• **EXERCISE DIRECTIONS**:
The required lines are those that contain "JSON"; pull them out of the data and copy them.

Stored items from a collection:

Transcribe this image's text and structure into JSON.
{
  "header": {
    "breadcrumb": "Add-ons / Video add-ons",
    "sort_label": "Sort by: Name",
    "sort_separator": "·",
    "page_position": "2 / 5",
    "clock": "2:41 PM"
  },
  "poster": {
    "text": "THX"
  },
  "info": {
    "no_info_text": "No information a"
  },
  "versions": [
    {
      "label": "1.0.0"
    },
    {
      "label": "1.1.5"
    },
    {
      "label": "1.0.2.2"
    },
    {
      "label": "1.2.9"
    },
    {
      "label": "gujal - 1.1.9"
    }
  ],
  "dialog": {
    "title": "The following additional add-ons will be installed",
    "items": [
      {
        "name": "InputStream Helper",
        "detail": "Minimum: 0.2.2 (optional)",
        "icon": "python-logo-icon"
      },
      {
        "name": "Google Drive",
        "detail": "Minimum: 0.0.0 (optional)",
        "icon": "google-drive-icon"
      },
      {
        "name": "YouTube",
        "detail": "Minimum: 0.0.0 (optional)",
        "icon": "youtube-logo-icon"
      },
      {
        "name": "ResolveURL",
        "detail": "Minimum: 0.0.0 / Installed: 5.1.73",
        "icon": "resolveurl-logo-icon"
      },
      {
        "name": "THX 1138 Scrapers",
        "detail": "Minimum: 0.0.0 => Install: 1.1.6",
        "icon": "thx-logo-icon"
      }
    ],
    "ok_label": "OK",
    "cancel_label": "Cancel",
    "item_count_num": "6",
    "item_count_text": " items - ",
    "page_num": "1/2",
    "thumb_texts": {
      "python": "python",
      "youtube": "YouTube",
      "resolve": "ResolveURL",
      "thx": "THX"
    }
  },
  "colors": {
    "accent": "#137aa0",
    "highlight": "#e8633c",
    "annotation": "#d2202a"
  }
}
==
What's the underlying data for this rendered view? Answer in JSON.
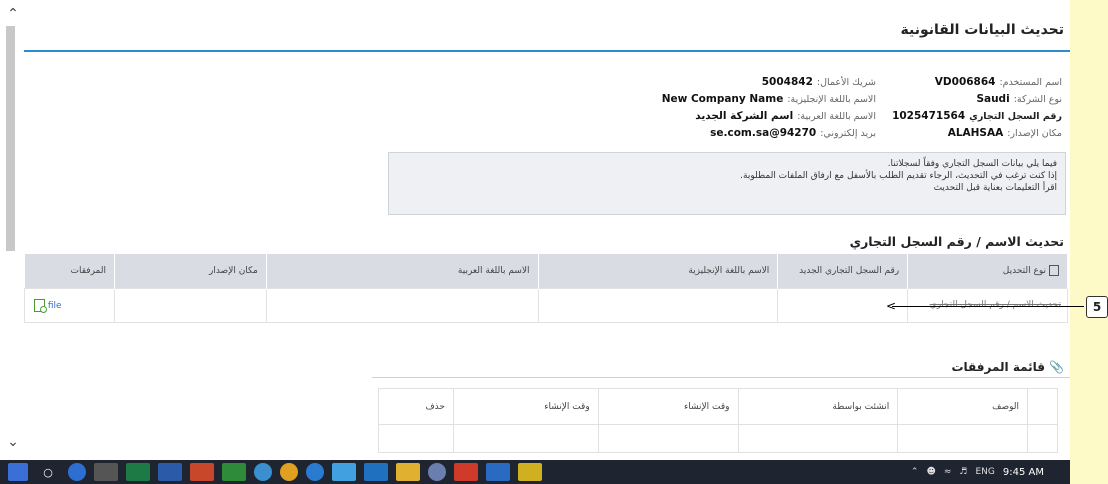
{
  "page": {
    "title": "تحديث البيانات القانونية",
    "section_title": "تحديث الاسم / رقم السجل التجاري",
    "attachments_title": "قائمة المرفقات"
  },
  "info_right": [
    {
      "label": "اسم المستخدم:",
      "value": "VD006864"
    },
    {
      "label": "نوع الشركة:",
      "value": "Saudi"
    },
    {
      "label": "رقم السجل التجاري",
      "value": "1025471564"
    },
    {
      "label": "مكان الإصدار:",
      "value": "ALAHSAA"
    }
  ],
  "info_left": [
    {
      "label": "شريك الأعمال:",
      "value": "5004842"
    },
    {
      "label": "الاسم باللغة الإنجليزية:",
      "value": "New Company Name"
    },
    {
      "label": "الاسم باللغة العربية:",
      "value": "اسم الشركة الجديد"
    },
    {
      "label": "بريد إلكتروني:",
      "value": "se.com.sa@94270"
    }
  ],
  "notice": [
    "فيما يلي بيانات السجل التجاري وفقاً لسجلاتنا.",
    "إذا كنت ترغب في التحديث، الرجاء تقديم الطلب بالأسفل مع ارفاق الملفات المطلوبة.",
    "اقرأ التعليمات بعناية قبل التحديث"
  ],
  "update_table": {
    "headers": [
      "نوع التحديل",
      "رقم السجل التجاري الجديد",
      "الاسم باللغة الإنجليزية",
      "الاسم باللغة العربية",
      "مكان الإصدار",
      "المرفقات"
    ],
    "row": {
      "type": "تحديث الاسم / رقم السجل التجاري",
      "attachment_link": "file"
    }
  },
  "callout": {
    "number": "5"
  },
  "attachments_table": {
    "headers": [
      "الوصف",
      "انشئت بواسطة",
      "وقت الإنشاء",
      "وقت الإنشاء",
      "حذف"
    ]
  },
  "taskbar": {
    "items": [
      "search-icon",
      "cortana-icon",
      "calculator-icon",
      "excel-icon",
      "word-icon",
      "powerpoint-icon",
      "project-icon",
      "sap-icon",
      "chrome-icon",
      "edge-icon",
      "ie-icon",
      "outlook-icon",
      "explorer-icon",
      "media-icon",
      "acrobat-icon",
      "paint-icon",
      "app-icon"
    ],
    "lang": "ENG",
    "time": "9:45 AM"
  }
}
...
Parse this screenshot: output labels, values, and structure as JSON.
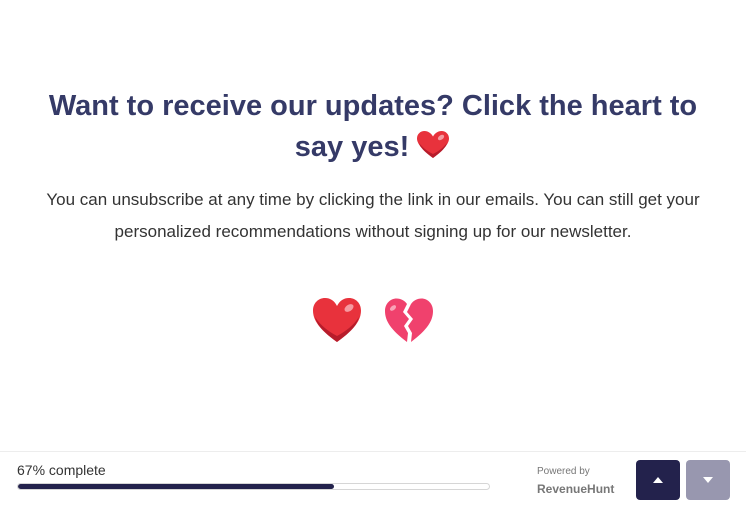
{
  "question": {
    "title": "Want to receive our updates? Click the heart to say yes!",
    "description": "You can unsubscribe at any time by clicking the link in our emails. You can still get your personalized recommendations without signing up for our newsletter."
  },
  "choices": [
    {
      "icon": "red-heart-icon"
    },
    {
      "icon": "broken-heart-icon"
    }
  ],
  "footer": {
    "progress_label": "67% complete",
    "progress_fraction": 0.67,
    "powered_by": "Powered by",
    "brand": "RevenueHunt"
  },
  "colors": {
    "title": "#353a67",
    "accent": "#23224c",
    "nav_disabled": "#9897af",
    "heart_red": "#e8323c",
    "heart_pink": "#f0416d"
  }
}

• **TASK ANSWER**:
Transcribe this image's text and structure into JSON.
What's the underlying data for this rendered view? Answer in JSON.
Parse this screenshot: output labels, values, and structure as JSON.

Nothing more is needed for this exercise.